==== Information shown ====

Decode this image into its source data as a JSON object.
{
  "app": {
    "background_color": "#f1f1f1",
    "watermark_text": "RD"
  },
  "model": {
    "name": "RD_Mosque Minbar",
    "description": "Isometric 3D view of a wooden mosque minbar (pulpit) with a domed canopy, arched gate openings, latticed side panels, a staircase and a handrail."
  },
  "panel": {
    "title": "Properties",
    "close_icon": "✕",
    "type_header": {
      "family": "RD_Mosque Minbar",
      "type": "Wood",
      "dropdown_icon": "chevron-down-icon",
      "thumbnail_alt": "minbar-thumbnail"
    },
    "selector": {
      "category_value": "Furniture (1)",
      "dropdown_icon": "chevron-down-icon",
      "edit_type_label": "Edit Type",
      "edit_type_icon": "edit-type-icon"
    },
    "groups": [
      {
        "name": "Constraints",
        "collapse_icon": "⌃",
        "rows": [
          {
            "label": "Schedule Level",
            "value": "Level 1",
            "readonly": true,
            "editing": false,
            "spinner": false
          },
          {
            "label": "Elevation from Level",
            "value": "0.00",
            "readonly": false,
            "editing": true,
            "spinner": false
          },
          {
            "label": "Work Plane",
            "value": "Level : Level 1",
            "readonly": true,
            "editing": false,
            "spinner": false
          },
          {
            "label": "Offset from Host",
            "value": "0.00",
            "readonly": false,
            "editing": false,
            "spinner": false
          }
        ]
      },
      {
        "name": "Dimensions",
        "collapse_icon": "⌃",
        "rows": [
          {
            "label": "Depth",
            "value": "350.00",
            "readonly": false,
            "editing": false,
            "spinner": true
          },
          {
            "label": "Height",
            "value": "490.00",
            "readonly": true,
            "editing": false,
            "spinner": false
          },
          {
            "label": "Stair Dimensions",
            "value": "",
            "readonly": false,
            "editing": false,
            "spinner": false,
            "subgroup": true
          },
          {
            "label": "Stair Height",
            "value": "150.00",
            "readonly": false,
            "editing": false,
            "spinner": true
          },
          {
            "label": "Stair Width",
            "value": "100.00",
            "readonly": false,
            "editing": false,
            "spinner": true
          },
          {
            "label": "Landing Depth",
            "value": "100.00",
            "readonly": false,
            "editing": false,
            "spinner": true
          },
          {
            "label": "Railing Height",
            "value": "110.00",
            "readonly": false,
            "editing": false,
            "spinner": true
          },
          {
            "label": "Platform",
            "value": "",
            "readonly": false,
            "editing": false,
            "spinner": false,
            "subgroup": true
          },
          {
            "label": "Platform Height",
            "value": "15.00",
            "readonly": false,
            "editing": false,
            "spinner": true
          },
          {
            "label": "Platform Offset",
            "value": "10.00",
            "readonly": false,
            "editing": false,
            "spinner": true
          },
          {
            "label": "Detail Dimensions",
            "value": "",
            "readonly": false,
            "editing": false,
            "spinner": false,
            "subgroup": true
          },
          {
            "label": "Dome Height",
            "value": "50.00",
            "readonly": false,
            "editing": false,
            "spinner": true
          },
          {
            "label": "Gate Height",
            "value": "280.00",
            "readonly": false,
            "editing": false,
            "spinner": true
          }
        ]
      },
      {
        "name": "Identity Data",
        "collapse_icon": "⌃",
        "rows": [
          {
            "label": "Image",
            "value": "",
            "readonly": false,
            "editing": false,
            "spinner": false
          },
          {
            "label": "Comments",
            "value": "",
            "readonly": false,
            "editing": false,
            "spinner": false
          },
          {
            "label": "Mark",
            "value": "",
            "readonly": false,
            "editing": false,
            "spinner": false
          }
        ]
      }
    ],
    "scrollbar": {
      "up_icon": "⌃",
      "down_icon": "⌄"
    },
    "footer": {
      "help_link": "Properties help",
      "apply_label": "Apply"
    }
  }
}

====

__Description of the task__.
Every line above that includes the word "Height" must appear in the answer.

__Expected output__.
            "label": "Height",
            "label": "Stair Height",
            "label": "Railing Height",
            "label": "Platform Height",
            "label": "Dome Height",
            "label": "Gate Height",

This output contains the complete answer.